Meeting on Friday morning, our group was comprised of six Level 3 Guide Candidates and two Examiners. When we all arrived at the First Street kayak launch in downtown Tofino the exam was underway and wouldn’t conclude until our final debriefs with the Examiners on Sunday afternoon. Even before we were on the water the Examiners were evaluating us on our packing techniques, gear choices, access to safety gear and pre-trip planning.
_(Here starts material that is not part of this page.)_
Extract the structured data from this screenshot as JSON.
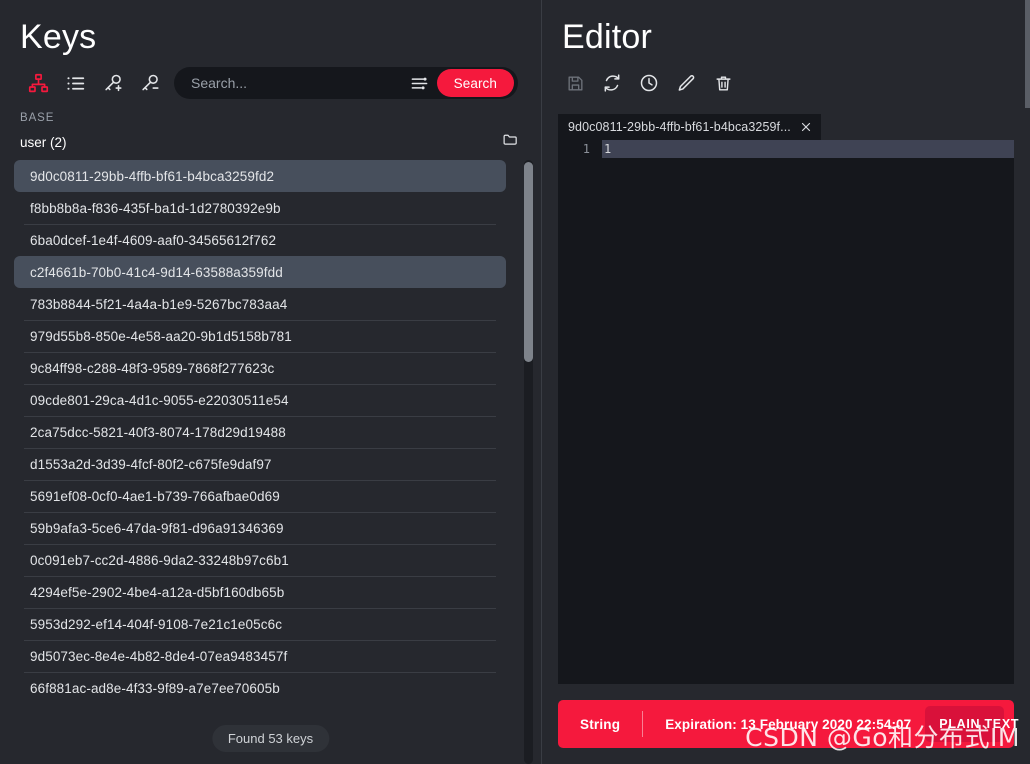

The exam consisted of a variety of testing methods from scenarios, verbal exams and demonstrations to a good old-fashioned written test. Paddling Techniques in Surf and Current, Rescue Techniques, Leadership and Judgement, Navigation, Weather Theory, Emergency Signaling, Environmental Impact Awareness and Campcraft were all put to the test over the three days. The biggest difference between the Level 2 and 3 Guide exams is that aside from being held to a higher standard for the Level 3 Exam you must perform all of these skills in much more challenging conditions that come with exposed “Class 3” Waters. Class 3 waters are defined by SKGABC as: “Exposed water, sparsely populated areas with more committing crossings, moderate to strong currents with turbulence, moderate to strong wind effects, ocean swells, difficult landings, surf-beaches.”
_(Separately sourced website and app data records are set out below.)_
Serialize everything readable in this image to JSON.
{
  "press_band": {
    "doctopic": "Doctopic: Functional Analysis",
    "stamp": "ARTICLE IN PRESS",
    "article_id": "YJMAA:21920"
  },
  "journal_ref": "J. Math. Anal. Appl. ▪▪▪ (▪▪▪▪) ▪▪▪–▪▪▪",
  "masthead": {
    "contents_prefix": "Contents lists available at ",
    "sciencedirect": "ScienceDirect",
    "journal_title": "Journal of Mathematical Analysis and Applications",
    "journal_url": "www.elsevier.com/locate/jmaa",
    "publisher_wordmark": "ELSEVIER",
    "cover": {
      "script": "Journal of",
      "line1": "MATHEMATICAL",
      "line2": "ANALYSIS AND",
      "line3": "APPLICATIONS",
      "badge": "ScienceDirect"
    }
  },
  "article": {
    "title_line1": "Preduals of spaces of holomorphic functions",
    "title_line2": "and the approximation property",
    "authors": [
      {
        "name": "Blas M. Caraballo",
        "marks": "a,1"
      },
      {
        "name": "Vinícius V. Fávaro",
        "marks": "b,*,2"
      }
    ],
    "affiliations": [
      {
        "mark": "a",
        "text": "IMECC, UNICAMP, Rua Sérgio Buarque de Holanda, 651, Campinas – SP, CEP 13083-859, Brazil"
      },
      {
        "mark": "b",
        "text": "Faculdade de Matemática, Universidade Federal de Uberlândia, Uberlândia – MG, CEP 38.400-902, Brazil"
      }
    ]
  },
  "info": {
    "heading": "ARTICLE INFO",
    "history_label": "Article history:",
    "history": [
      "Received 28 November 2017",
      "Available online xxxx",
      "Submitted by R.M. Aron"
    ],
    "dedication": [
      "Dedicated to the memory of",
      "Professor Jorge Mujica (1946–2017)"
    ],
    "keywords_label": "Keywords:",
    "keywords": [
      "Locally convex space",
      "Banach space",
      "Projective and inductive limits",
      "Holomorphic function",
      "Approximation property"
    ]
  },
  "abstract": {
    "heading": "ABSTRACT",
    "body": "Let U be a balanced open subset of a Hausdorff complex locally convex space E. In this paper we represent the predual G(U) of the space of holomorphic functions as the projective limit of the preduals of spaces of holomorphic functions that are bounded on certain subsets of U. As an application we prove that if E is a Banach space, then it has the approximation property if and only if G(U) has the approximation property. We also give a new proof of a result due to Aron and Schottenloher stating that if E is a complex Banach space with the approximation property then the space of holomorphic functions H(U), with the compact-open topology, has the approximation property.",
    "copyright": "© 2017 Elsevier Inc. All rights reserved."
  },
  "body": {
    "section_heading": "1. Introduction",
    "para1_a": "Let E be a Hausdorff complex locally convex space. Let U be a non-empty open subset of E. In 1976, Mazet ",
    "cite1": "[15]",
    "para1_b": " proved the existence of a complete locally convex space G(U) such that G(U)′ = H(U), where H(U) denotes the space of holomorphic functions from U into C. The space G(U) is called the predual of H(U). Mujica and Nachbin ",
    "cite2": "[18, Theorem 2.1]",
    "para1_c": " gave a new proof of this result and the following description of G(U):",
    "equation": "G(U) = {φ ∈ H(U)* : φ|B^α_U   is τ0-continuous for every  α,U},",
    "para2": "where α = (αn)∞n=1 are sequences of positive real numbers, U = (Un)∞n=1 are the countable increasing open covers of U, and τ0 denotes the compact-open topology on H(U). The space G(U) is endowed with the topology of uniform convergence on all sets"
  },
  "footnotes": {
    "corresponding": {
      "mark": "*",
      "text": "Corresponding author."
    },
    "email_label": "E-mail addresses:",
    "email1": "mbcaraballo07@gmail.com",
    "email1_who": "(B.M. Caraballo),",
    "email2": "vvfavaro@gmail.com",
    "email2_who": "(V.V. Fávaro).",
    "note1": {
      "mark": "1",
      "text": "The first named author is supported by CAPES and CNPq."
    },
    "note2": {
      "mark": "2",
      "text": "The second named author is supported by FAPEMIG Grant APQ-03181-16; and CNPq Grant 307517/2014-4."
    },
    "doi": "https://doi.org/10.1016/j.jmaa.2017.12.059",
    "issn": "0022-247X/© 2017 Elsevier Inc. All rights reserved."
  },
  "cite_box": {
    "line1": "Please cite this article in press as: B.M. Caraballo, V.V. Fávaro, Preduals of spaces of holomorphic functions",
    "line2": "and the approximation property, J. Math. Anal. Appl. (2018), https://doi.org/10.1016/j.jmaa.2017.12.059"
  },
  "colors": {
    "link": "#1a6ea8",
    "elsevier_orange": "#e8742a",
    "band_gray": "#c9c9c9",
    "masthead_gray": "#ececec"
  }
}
One of my favourite components of the exam came after a long day on the water, where we had been rotating through candidates’ navigation assessments, in which you had to lead the group around the exposed coastal waters on the outside Vargas Island and identify a specific rock selected by examiners off the chart. After landing through the surf the timer started. You had 15 minutes maximum to grab the supplies out of your boat and to complete the following: a hypothermia treatment set-up, start a fire, boil water and set up a solid tarp. It’s a tough challenge but a rewarding one to complete.
The crux of the exam for most candidates is the practical scenario where a variety of incidents unfold in challenging sea conditions and your leadership and judgment as well as rescue techniques are put to the test. My scenario culminated with a simulated dislocated shoulder in very rough conditions where managing the group while simultaneously dealing with the incident was paramount. Once the injured paddler was back in their boat, I had to work to get them—who were now unable to paddle—and the rest of the group to shore safely through the crashing surf before planning out an evacuation.
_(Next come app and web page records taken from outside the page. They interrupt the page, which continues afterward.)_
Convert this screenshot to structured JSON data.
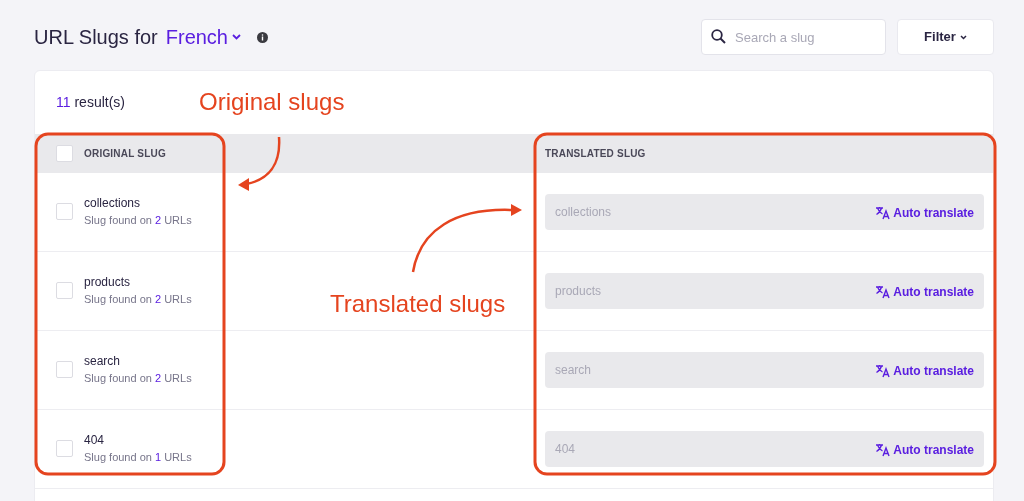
{
  "header": {
    "title": "URL Slugs for",
    "language": "French"
  },
  "search": {
    "placeholder": "Search a slug"
  },
  "filter": {
    "label": "Filter"
  },
  "results": {
    "count": "11",
    "label": "result(s)"
  },
  "table": {
    "select_all": {
      "checked": false
    },
    "columns": [
      "ORIGINAL SLUG",
      "TRANSLATED SLUG"
    ],
    "rows": [
      {
        "checked": false,
        "slug": "collections",
        "usage": {
          "before": "Slug found on",
          "count": "2",
          "after": "URLs"
        },
        "translation_placeholder": "collections",
        "action": "Auto translate"
      },
      {
        "checked": false,
        "slug": "products",
        "usage": {
          "before": "Slug found on",
          "count": "2",
          "after": "URLs"
        },
        "translation_placeholder": "products",
        "action": "Auto translate"
      },
      {
        "checked": false,
        "slug": "search",
        "usage": {
          "before": "Slug found on",
          "count": "2",
          "after": "URLs"
        },
        "translation_placeholder": "search",
        "action": "Auto translate"
      },
      {
        "checked": false,
        "slug": "404",
        "usage": {
          "before": "Slug found on",
          "count": "1",
          "after": "URLs"
        },
        "translation_placeholder": "404",
        "action": "Auto translate"
      }
    ]
  },
  "annotations": [
    {
      "kind": "label",
      "text": "Original slugs"
    },
    {
      "kind": "label",
      "text": "Translated slugs"
    }
  ]
}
For me, the most challenging part of the entire process is that by design the Examiners give you no feedback until your final debrief and the moment you learn if you passed or failed. It’s tough to sit with the unknown but it provides valuable time for reflection as you analyze all of your decisions and actions over the three days.
After successfully completing my Level 3 Guide certification I bring an even more dialled set of skills to my job, one that will aid me not only on the water but in the planning, preparation, delivery and support of all outdoor education programs at GNS. I also hope that this ongoing commitment to learning will encourage students to feel inspired as lifelong learners as they continue down their own individual educational pathways.